───── Data in this exercise

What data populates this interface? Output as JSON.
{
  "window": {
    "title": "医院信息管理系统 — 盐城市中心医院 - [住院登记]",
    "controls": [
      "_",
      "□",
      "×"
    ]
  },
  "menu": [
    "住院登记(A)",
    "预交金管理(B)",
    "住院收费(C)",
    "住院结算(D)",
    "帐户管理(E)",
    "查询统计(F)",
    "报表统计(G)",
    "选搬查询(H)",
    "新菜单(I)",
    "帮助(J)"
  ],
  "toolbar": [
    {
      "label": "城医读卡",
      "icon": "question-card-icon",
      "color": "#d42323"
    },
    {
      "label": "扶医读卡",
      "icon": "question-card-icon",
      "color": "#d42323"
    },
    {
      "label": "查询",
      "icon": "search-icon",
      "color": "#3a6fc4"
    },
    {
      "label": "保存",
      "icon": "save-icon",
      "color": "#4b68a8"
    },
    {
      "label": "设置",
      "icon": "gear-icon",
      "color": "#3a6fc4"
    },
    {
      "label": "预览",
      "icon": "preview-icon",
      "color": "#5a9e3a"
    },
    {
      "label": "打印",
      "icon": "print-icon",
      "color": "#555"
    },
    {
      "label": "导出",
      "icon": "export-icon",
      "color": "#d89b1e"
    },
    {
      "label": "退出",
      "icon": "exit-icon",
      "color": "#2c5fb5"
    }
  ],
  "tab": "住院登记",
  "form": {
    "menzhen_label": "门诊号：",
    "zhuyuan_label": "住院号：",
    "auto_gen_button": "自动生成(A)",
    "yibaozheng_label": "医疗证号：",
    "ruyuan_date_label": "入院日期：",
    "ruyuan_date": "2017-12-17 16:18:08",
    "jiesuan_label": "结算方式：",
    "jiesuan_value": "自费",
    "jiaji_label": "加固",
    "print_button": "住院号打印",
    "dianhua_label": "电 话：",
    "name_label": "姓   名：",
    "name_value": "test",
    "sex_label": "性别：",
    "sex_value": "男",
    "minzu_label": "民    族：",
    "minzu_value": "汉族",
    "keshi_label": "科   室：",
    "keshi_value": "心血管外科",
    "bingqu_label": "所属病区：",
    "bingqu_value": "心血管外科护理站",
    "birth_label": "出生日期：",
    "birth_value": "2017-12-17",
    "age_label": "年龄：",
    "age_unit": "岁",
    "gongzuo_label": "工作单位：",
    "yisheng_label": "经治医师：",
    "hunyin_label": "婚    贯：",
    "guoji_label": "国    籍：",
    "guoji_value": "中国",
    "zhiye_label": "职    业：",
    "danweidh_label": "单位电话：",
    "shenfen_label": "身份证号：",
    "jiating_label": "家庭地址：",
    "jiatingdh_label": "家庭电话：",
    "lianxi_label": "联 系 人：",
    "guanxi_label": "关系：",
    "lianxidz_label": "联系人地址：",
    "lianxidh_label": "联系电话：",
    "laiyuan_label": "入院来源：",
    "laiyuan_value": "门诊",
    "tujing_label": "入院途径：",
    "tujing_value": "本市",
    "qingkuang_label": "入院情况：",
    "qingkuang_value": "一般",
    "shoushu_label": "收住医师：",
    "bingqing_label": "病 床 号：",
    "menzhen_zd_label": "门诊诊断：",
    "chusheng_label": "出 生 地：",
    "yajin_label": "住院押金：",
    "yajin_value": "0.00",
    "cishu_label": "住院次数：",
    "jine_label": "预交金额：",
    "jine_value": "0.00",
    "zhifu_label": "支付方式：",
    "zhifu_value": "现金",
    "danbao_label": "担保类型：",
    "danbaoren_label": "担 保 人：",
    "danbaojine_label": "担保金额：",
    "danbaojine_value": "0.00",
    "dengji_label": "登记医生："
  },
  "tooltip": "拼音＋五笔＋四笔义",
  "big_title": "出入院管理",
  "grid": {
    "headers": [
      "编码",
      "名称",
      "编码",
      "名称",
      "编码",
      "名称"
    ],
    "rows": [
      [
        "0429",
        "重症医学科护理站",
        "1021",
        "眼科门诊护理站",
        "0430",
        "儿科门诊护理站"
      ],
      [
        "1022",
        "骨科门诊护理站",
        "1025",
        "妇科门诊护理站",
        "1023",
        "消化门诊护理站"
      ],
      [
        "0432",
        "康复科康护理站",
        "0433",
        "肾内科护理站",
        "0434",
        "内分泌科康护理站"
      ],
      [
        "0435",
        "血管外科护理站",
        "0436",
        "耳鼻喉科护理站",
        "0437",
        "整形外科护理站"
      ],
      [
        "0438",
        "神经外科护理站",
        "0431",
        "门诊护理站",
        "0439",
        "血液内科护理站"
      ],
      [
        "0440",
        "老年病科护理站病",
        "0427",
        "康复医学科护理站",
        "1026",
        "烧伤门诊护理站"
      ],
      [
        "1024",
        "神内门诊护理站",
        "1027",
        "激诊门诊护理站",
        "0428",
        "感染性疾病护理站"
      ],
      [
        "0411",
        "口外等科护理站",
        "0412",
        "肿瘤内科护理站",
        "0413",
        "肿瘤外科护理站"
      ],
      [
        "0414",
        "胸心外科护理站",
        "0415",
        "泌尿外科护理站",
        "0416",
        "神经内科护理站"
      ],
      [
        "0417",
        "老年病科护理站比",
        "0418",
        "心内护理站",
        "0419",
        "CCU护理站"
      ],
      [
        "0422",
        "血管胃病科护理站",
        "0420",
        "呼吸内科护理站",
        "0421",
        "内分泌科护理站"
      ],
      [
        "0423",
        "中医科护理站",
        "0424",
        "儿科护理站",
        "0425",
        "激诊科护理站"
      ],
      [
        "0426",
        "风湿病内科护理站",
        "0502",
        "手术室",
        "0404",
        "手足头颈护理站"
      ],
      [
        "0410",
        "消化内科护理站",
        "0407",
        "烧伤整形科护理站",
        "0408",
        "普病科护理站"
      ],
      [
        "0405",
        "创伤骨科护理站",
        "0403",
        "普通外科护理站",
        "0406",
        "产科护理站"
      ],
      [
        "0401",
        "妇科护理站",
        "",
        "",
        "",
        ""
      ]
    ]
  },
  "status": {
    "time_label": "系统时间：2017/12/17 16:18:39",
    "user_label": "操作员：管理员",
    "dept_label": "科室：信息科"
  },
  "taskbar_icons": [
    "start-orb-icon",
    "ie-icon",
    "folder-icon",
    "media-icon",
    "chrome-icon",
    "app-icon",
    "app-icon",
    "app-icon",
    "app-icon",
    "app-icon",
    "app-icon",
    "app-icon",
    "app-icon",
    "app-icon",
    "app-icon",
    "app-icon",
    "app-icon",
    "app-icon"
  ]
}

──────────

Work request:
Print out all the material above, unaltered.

Solved exercise:
What data populates this interface? Output as JSON.
{
  "window": {
    "title": "医院信息管理系统 — 盐城市中心医院 - [住院登记]",
    "controls": [
      "_",
      "□",
      "×"
    ]
  },
  "menu": [
    "住院登记(A)",
    "预交金管理(B)",
    "住院收费(C)",
    "住院结算(D)",
    "帐户管理(E)",
    "查询统计(F)",
    "报表统计(G)",
    "选搬查询(H)",
    "新菜单(I)",
    "帮助(J)"
  ],
  "toolbar": [
    {
      "label": "城医读卡",
      "icon": "question-card-icon",
      "color": "#d42323"
    },
    {
      "label": "扶医读卡",
      "icon": "question-card-icon",
      "color": "#d42323"
    },
    {
      "label": "查询",
      "icon": "search-icon",
      "color": "#3a6fc4"
    },
    {
      "label": "保存",
      "icon": "save-icon",
      "color": "#4b68a8"
    },
    {
      "label": "设置",
      "icon": "gear-icon",
      "color": "#3a6fc4"
    },
    {
      "label": "预览",
      "icon": "preview-icon",
      "color": "#5a9e3a"
    },
    {
      "label": "打印",
      "icon": "print-icon",
      "color": "#555"
    },
    {
      "label": "导出",
      "icon": "export-icon",
      "color": "#d89b1e"
    },
    {
      "label": "退出",
      "icon": "exit-icon",
      "color": "#2c5fb5"
    }
  ],
  "tab": "住院登记",
  "form": {
    "menzhen_label": "门诊号：",
    "zhuyuan_label": "住院号：",
    "auto_gen_button": "自动生成(A)",
    "yibaozheng_label": "医疗证号：",
    "ruyuan_date_label": "入院日期：",
    "ruyuan_date": "2017-12-17 16:18:08",
    "jiesuan_label": "结算方式：",
    "jiesuan_value": "自费",
    "jiaji_label": "加固",
    "print_button": "住院号打印",
    "dianhua_label": "电 话：",
    "name_label": "姓   名：",
    "name_value": "test",
    "sex_label": "性别：",
    "sex_value": "男",
    "minzu_label": "民    族：",
    "minzu_value": "汉族",
    "keshi_label": "科   室：",
    "keshi_value": "心血管外科",
    "bingqu_label": "所属病区：",
    "bingqu_value": "心血管外科护理站",
    "birth_label": "出生日期：",
    "birth_value": "2017-12-17",
    "age_label": "年龄：",
    "age_unit": "岁",
    "gongzuo_label": "工作单位：",
    "yisheng_label": "经治医师：",
    "hunyin_label": "婚    贯：",
    "guoji_label": "国    籍：",
    "guoji_value": "中国",
    "zhiye_label": "职    业：",
    "danweidh_label": "单位电话：",
    "shenfen_label": "身份证号：",
    "jiating_label": "家庭地址：",
    "jiatingdh_label": "家庭电话：",
    "lianxi_label": "联 系 人：",
    "guanxi_label": "关系：",
    "lianxidz_label": "联系人地址：",
    "lianxidh_label": "联系电话：",
    "laiyuan_label": "入院来源：",
    "laiyuan_value": "门诊",
    "tujing_label": "入院途径：",
    "tujing_value": "本市",
    "qingkuang_label": "入院情况：",
    "qingkuang_value": "一般",
    "shoushu_label": "收住医师：",
    "bingqing_label": "病 床 号：",
    "menzhen_zd_label": "门诊诊断：",
    "chusheng_label": "出 生 地：",
    "yajin_label": "住院押金：",
    "yajin_value": "0.00",
    "cishu_label": "住院次数：",
    "jine_label": "预交金额：",
    "jine_value": "0.00",
    "zhifu_label": "支付方式：",
    "zhifu_value": "现金",
    "danbao_label": "担保类型：",
    "danbaoren_label": "担 保 人：",
    "danbaojine_label": "担保金额：",
    "danbaojine_value": "0.00",
    "dengji_label": "登记医生："
  },
  "tooltip": "拼音＋五笔＋四笔义",
  "big_title": "出入院管理",
  "grid": {
    "headers": [
      "编码",
      "名称",
      "编码",
      "名称",
      "编码",
      "名称"
    ],
    "rows": [
      [
        "0429",
        "重症医学科护理站",
        "1021",
        "眼科门诊护理站",
        "0430",
        "儿科门诊护理站"
      ],
      [
        "1022",
        "骨科门诊护理站",
        "1025",
        "妇科门诊护理站",
        "1023",
        "消化门诊护理站"
      ],
      [
        "0432",
        "康复科康护理站",
        "0433",
        "肾内科护理站",
        "0434",
        "内分泌科康护理站"
      ],
      [
        "0435",
        "血管外科护理站",
        "0436",
        "耳鼻喉科护理站",
        "0437",
        "整形外科护理站"
      ],
      [
        "0438",
        "神经外科护理站",
        "0431",
        "门诊护理站",
        "0439",
        "血液内科护理站"
      ],
      [
        "0440",
        "老年病科护理站病",
        "0427",
        "康复医学科护理站",
        "1026",
        "烧伤门诊护理站"
      ],
      [
        "1024",
        "神内门诊护理站",
        "1027",
        "激诊门诊护理站",
        "0428",
        "感染性疾病护理站"
      ],
      [
        "0411",
        "口外等科护理站",
        "0412",
        "肿瘤内科护理站",
        "0413",
        "肿瘤外科护理站"
      ],
      [
        "0414",
        "胸心外科护理站",
        "0415",
        "泌尿外科护理站",
        "0416",
        "神经内科护理站"
      ],
      [
        "0417",
        "老年病科护理站比",
        "0418",
        "心内护理站",
        "0419",
        "CCU护理站"
      ],
      [
        "0422",
        "血管胃病科护理站",
        "0420",
        "呼吸内科护理站",
        "0421",
        "内分泌科护理站"
      ],
      [
        "0423",
        "中医科护理站",
        "0424",
        "儿科护理站",
        "0425",
        "激诊科护理站"
      ],
      [
        "0426",
        "风湿病内科护理站",
        "0502",
        "手术室",
        "0404",
        "手足头颈护理站"
      ],
      [
        "0410",
        "消化内科护理站",
        "0407",
        "烧伤整形科护理站",
        "0408",
        "普病科护理站"
      ],
      [
        "0405",
        "创伤骨科护理站",
        "0403",
        "普通外科护理站",
        "0406",
        "产科护理站"
      ],
      [
        "0401",
        "妇科护理站",
        "",
        "",
        "",
        ""
      ]
    ]
  },
  "status": {
    "time_label": "系统时间：2017/12/17 16:18:39",
    "user_label": "操作员：管理员",
    "dept_label": "科室：信息科"
  },
  "taskbar_icons": [
    "start-orb-icon",
    "ie-icon",
    "folder-icon",
    "media-icon",
    "chrome-icon",
    "app-icon",
    "app-icon",
    "app-icon",
    "app-icon",
    "app-icon",
    "app-icon",
    "app-icon",
    "app-icon",
    "app-icon",
    "app-icon",
    "app-icon",
    "app-icon",
    "app-icon"
  ]
}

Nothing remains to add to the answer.